Mu Sigma Video Synthesis Round III
Saving Private Ryan - The Normandy landings
After the critically disparaged Jurassic Park sequel The Lost World, people were beginning to wonder if Steven Spielberg wasn’t lost himself, somewhere far away in a land of gloopy-eyed sentiment. Even the monochrome intensity of Schindler’s List, then his only truly adult movie, couldn’t prepare audiences for the 25-minute opening onslaught of Saving Private Ryan, a bleak tribute to the allied forces.
Inspired by the real-life case of the Niland brothers, it tells the story of a PR mission during World War II to bring back the only surviving member of the Ryan family, whose brothers have been killed in service. This is just a premise, however, which Spielberg uses to present a glimpse of the real-life horrors of the D-Day landings at Omaha beach. A battle-weary captain (Tom Hanks) is ostensibly the focus, but Spielberg goes all-out to portray the misery, fear and confusion, racking the film to get a jittery newsreel effect, plunging his camera into the muddy water as sniper bullets leave their bloody trails. We haven’t met any of the characters yet and Spielberg uses this to maximum effect: no one is safe, everyone is shockingly vulnerable, and we have little idea who is going to survive this apparently unbeatable onslaught.

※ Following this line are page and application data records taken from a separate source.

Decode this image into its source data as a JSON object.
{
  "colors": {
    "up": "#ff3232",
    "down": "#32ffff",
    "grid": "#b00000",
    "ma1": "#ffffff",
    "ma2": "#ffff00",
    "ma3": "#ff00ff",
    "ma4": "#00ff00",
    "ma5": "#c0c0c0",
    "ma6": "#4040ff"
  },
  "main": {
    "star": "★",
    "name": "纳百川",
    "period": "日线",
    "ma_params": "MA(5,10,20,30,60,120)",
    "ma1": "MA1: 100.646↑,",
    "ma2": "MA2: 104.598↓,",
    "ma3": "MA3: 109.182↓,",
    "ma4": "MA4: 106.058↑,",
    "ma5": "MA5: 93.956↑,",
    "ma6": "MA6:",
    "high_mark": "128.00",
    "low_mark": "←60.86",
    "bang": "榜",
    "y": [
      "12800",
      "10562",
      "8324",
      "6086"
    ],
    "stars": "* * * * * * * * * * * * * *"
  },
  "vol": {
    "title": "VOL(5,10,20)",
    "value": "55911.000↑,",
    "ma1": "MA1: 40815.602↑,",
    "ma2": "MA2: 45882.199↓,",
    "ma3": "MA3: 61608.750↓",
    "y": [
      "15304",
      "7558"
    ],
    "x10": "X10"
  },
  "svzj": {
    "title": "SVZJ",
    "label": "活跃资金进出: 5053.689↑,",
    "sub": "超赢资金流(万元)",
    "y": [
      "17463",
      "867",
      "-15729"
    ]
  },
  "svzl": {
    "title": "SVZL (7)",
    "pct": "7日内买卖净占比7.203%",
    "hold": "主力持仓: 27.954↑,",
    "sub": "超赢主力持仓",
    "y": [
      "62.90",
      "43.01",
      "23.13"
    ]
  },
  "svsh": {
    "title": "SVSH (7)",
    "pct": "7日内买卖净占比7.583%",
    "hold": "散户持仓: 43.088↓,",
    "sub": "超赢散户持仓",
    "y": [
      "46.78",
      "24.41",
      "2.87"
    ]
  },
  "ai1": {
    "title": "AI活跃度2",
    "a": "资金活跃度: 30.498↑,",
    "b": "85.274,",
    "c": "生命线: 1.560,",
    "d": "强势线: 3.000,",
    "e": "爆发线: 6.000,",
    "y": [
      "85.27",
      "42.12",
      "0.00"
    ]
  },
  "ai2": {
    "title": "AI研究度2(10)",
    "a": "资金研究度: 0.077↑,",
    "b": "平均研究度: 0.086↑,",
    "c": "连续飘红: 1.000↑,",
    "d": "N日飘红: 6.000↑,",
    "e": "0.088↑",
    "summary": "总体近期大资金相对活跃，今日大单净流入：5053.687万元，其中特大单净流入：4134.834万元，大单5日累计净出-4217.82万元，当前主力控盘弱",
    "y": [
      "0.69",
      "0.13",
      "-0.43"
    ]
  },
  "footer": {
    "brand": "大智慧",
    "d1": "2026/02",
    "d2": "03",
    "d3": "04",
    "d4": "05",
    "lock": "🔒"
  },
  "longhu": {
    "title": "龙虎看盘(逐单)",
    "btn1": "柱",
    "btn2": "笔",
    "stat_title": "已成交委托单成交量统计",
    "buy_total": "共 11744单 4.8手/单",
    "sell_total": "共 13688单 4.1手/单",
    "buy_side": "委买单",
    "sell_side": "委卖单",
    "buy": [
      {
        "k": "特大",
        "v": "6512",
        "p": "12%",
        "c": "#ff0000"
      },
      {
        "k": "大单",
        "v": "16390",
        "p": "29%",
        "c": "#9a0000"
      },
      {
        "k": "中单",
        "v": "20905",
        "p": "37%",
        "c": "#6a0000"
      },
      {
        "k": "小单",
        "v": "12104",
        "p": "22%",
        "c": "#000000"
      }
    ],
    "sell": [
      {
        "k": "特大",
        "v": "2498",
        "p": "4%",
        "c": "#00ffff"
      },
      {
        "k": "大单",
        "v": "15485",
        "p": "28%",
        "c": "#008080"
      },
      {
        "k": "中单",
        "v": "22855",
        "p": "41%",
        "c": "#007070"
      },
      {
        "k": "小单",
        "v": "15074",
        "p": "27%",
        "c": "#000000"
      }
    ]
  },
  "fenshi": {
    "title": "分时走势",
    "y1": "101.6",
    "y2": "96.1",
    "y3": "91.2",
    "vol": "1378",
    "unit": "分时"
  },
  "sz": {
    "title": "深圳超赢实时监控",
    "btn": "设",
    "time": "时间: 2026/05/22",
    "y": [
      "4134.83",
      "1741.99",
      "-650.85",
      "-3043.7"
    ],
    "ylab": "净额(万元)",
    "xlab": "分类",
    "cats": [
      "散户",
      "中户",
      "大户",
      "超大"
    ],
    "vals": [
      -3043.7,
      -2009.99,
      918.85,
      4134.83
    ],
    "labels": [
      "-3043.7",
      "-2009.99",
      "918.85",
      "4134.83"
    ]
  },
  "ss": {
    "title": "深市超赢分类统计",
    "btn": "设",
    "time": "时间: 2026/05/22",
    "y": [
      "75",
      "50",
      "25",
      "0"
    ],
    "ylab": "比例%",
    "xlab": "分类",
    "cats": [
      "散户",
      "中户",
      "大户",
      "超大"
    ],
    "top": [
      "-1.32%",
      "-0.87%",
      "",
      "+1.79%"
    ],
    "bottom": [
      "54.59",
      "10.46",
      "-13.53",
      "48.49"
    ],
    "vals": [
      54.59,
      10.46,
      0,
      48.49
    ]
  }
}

Stunningly filmed by Schindler’s List cinematographer Janusz Kaminski, this horrendous scene was stripped of some 60 per cent of its colour, making a sober bookend with the closing scene of the American flag hanging shameful and ragged in the wind.